▶ [Task description]
Each line below must be set down exactly; omit any image you find.

▶ [Extracted information]
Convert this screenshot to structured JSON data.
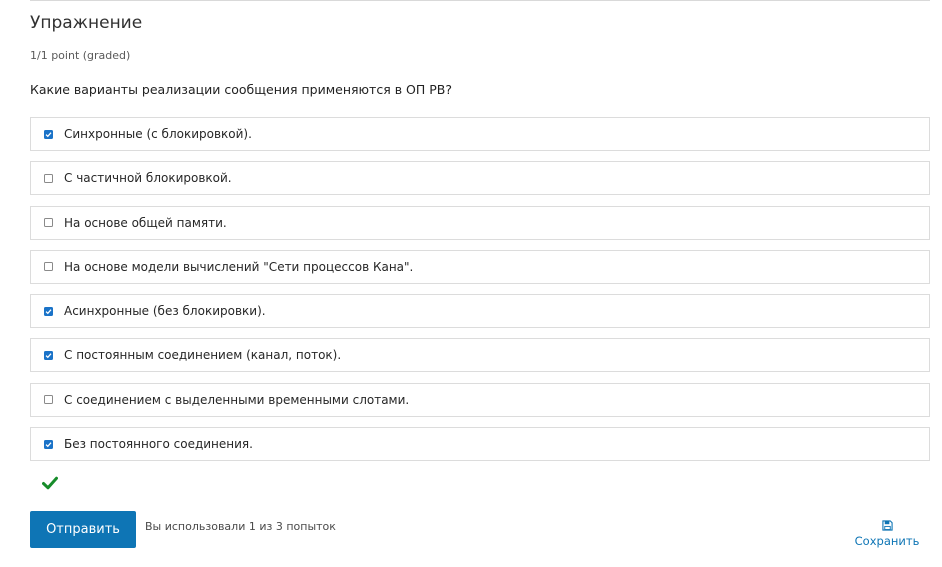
{
  "problem": {
    "title": "Упражнение",
    "points": "1/1 point (graded)",
    "question": "Какие варианты реализации сообщения применяются в ОП РВ?"
  },
  "options": [
    {
      "label": "Синхронные (с блокировкой).",
      "checked": true
    },
    {
      "label": "С частичной блокировкой.",
      "checked": false
    },
    {
      "label": "На основе общей памяти.",
      "checked": false
    },
    {
      "label": "На основе модели вычислений \"Сети процессов Кана\".",
      "checked": false
    },
    {
      "label": "Асинхронные (без блокировки).",
      "checked": true
    },
    {
      "label": "С постоянным соединением (канал, поток).",
      "checked": true
    },
    {
      "label": "С соединением с выделенными временными слотами.",
      "checked": false
    },
    {
      "label": "Без постоянного соединения.",
      "checked": true
    }
  ],
  "result": {
    "status": "correct",
    "icon": "checkmark-icon",
    "color": "#178c2a"
  },
  "actions": {
    "submit_label": "Отправить",
    "attempts_text": "Вы использовали 1 из 3 попыток",
    "save_label": "Сохранить",
    "save_icon": "floppy-disk-icon"
  },
  "colors": {
    "accent": "#0e75b5",
    "checkbox_checked": "#1a73c8"
  }
}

▶ [Written answer]
Convert this screenshot to structured JSON data.
{
  "problem": {
    "title": "Упражнение",
    "points": "1/1 point (graded)",
    "question": "Какие варианты реализации сообщения применяются в ОП РВ?"
  },
  "options": [
    {
      "label": "Синхронные (с блокировкой).",
      "checked": true
    },
    {
      "label": "С частичной блокировкой.",
      "checked": false
    },
    {
      "label": "На основе общей памяти.",
      "checked": false
    },
    {
      "label": "На основе модели вычислений \"Сети процессов Кана\".",
      "checked": false
    },
    {
      "label": "Асинхронные (без блокировки).",
      "checked": true
    },
    {
      "label": "С постоянным соединением (канал, поток).",
      "checked": true
    },
    {
      "label": "С соединением с выделенными временными слотами.",
      "checked": false
    },
    {
      "label": "Без постоянного соединения.",
      "checked": true
    }
  ],
  "result": {
    "status": "correct",
    "icon": "checkmark-icon",
    "color": "#178c2a"
  },
  "actions": {
    "submit_label": "Отправить",
    "attempts_text": "Вы использовали 1 из 3 попыток",
    "save_label": "Сохранить",
    "save_icon": "floppy-disk-icon"
  },
  "colors": {
    "accent": "#0e75b5",
    "checkbox_checked": "#1a73c8"
  }
}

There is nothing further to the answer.